For six seasons and counting, A&E's '60 Days In' has given TV viewers a unique look into jails across the country, by pointing the cameras on undercover inmates for two-month stretches. Read how the show has helped spur change at some of these facilities.
A&E Real Crime caught up with the two analysts from 'Live PD: Wanted' to discuss what makes the show such compelling television.
Family annihilation—wherein men kill their wives and kids (and, more often than not, themselves)—is so grotesque that it feels like it should only happen when a person is blinded by anger. But Chris Watts didn't murder his family in a fit of rage. We explore how his case breaks the family annihilator pattern.

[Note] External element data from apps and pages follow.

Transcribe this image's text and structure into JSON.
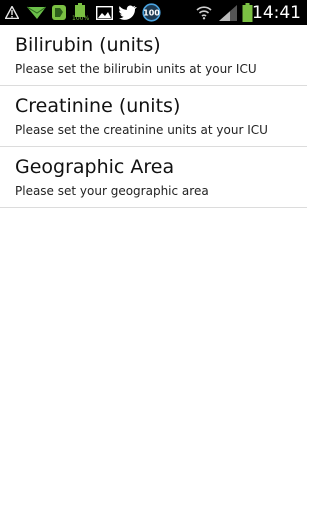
{
  "status_bar": {
    "time": "14:41",
    "battery_percent_label": "100%",
    "notification_badge": "100",
    "icons": [
      "warning-icon",
      "mail-arrow-icon",
      "evernote-icon",
      "battery-full-icon",
      "image-icon",
      "twitter-icon",
      "hundred-badge-icon",
      "wifi-icon",
      "signal-icon",
      "battery-icon"
    ],
    "colors": {
      "background": "#000000",
      "accent_green": "#7bc043"
    }
  },
  "preferences": [
    {
      "title": "Bilirubin (units)",
      "summary": "Please set the bilirubin units at your ICU"
    },
    {
      "title": "Creatinine (units)",
      "summary": "Please set the creatinine units at your ICU"
    },
    {
      "title": "Geographic Area",
      "summary": "Please set your geographic area"
    }
  ]
}
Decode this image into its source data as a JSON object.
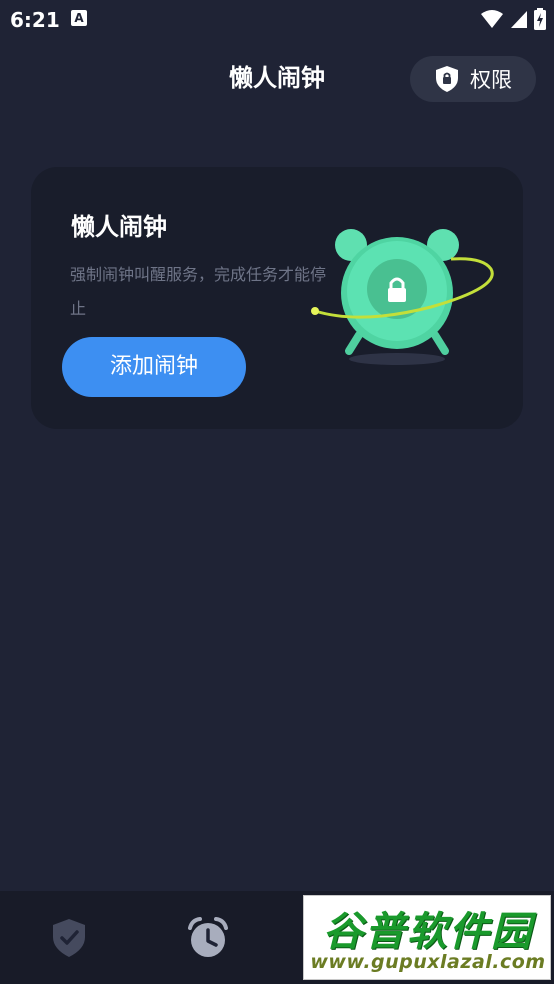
{
  "status_bar": {
    "time": "6:21",
    "notification_icon": "A",
    "icons": [
      "wifi-icon",
      "signal-icon",
      "battery-charging-icon"
    ]
  },
  "header": {
    "title": "懒人闹钟",
    "permission_button_label": "权限",
    "permission_icon": "shield-lock-icon"
  },
  "card": {
    "title": "懒人闹钟",
    "description": "强制闹钟叫醒服务，完成任务才能停止",
    "add_button_label": "添加闹钟",
    "illustration": "alarm-clock-lock-icon",
    "accent_color": "#3d8ff2",
    "illustration_color": "#5fe0b0"
  },
  "bottom_nav": {
    "items": [
      {
        "icon": "shield-check-icon",
        "active": false
      },
      {
        "icon": "alarm-clock-icon",
        "active": true
      }
    ]
  },
  "watermark": {
    "brand": "谷普软件园",
    "url": "www.gupuxlazal.com"
  }
}
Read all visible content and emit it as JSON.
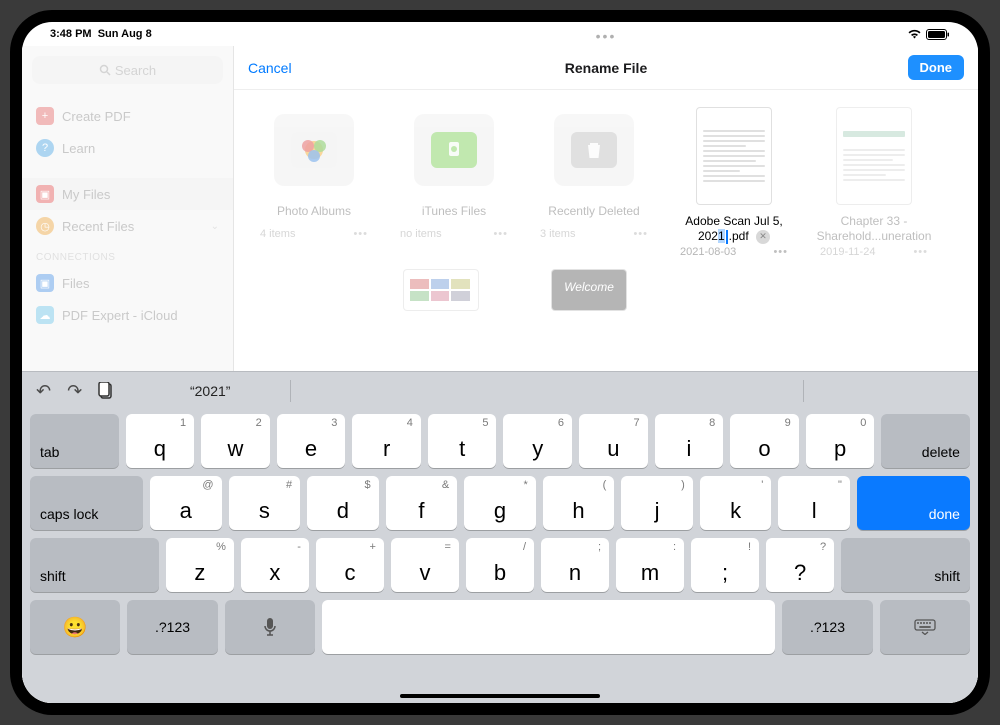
{
  "status": {
    "time": "3:48 PM",
    "date": "Sun Aug 8"
  },
  "sidebar": {
    "search_placeholder": "Search",
    "items": [
      {
        "label": "Create PDF"
      },
      {
        "label": "Learn"
      },
      {
        "label": "My Files"
      },
      {
        "label": "Recent Files"
      }
    ],
    "section": "CONNECTIONS",
    "conn": [
      {
        "label": "Files"
      },
      {
        "label": "PDF Expert - iCloud"
      }
    ]
  },
  "modal": {
    "cancel": "Cancel",
    "title": "Rename File",
    "done": "Done"
  },
  "tiles": {
    "t1": {
      "name": "Photo Albums",
      "meta": "4 items"
    },
    "t2": {
      "name": "iTunes Files",
      "meta": "no items"
    },
    "t3": {
      "name": "Recently Deleted",
      "meta": "3 items"
    },
    "t4": {
      "name_a": "Adobe Scan Jul 5, 202",
      "name_b": ".pdf",
      "meta": "2021-08-03"
    },
    "t5": {
      "name": "Chapter 33 - Sharehold...uneration",
      "meta": "2019-11-24"
    },
    "t7": {
      "name": "Welcome"
    }
  },
  "kb": {
    "suggestion": "“2021”",
    "tab": "tab",
    "delete": "delete",
    "caps": "caps lock",
    "done": "done",
    "shift": "shift",
    "numkey": ".?123",
    "r1": [
      {
        "m": "q",
        "a": "1"
      },
      {
        "m": "w",
        "a": "2"
      },
      {
        "m": "e",
        "a": "3"
      },
      {
        "m": "r",
        "a": "4"
      },
      {
        "m": "t",
        "a": "5"
      },
      {
        "m": "y",
        "a": "6"
      },
      {
        "m": "u",
        "a": "7"
      },
      {
        "m": "i",
        "a": "8"
      },
      {
        "m": "o",
        "a": "9"
      },
      {
        "m": "p",
        "a": "0"
      }
    ],
    "r2": [
      {
        "m": "a",
        "a": "@"
      },
      {
        "m": "s",
        "a": "#"
      },
      {
        "m": "d",
        "a": "$"
      },
      {
        "m": "f",
        "a": "&"
      },
      {
        "m": "g",
        "a": "*"
      },
      {
        "m": "h",
        "a": "("
      },
      {
        "m": "j",
        "a": ")"
      },
      {
        "m": "k",
        "a": "'"
      },
      {
        "m": "l",
        "a": "\""
      }
    ],
    "r3": [
      {
        "m": "z",
        "a": "%"
      },
      {
        "m": "x",
        "a": "-"
      },
      {
        "m": "c",
        "a": "+"
      },
      {
        "m": "v",
        "a": "="
      },
      {
        "m": "b",
        "a": "/"
      },
      {
        "m": "n",
        "a": ";"
      },
      {
        "m": "m",
        "a": ":"
      },
      {
        "m": ";",
        "a": "!"
      },
      {
        "m": "?",
        "a": "?"
      }
    ]
  }
}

If you fill a prison with the nation’s most dangerous people, that prison, naturally, will be a dangerous place. And even with Alcatraz Federal Penitentiary's notoriously strong security, those people occasionally strike with sensational violence. We look at some of the most grisly murders that took place at the hands of inmates at 'The Rock.'
Serial killers have long targeted prostitutes—from Jack the Ripper, an uncaught murderer who terrorized women in late 19th-century London, to the Long Island Serial Killer, an uncaught murderer whose last confirmed victim disappeared in September 2010 after advertising sex work on Craigslist. We explore the various reasons why serial killers prey upon sex workers.
A&E Real Crime takes a look at some of the most notable 'black widows,' and the unbelievable lengths they went to off their spouses.
In Season 2 of 'I Am a Killer,' Montana killer Lindsay Haugen talks about what led up to her murdering her boyfriend, Robby Mast, in 2015.
There's been no shortage of violent crime this decade, either. As the 2010s come to a close, A&E Real Crime looks back at the past 10 years—at some of the crime stories that drew the most public attention, and at the criminals the public will long remember.